The Power System:
There’s this annoying shonen trope in anime, called the “Power Creep”. This is the insatiable power boost afforded to to characters in shonen anime, which stands as a way to increase the stakes of a show, and its characters. Initially, this was one of the best things ever; first introduced in Dragon Ball Z, which was known as the Super Saiyan in the Frieza saga, which became synonymous with shonen anime. Overtime, this element of story became overdone and essentially a bad plot device which bordered on sheer ridiculousness and bad character growth. When HXH first came to be, it followed a standard system of hand to hand combat and well-defined technical and emotional narrative-based combat. It was well-established and grounded the show to a realistic interpretation of pushing the limitations of characters and their capabilities. However, Yoshihiro Togashi, the series manga-ka, took note of this growing problem, and develops one of the best power systems in anime history, known as the Nen System. Nen is a technique that allows a living being to use and manipulate their own life energy, known as aura, and one can create a great variety of para-psychological abilities through Nen depending on their aura type. The different kinds of aura type are mainly: Enhancers, Manipulators, Tranmuters, Conjurers, Emitters, and Specialists. All people of one aura type are generally of the same personality type, so the amount of aura a person has, does not necessitate their strength in a fight.

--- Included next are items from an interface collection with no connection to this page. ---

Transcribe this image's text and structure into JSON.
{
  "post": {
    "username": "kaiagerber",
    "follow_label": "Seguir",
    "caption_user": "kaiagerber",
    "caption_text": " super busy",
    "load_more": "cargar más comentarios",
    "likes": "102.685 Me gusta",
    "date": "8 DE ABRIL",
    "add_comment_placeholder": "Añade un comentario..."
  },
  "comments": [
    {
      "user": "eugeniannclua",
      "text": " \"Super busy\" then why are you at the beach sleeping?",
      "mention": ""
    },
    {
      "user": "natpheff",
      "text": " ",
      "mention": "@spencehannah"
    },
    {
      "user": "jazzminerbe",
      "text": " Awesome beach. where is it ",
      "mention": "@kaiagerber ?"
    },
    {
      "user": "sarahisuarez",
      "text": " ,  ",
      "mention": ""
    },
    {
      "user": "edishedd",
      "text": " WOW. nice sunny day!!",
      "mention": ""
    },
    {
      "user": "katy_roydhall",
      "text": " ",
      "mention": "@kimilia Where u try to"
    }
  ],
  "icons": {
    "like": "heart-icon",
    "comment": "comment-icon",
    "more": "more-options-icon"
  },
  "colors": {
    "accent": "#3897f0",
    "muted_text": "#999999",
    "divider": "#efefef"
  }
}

The power of Nen is versatile and so vast a system, where people are born with the affinity of one aura type, and the calibur of what someone can do is virtually limitless, and combatically unpredictable. In addition, you can set conditions which determine how powerful your Nen can be, which means anyone can be very ridiculously overpowered, by merely finding the most optimal way to use their abilities. This prevents the usual power creeps in anime and makes every character powerfully diverse, and the fight scenes immensely rewarding!
Finally, I’d like to end this off with a fantastic element in the show, which is the animation by Studio Madhouse. The animation in the show is amazingly consistent, so much so, that no two shots are artistically different, and the art is consistent from every angle. The world of HXH is even more fascinating when viewed through the sheer scope of its stellar art style. HXH is one of the best things I’ve ever seen in my life, and I’d really like to see more of Togashi’s work, or merely Togashi-inspired works in the future.
The Geek Writer.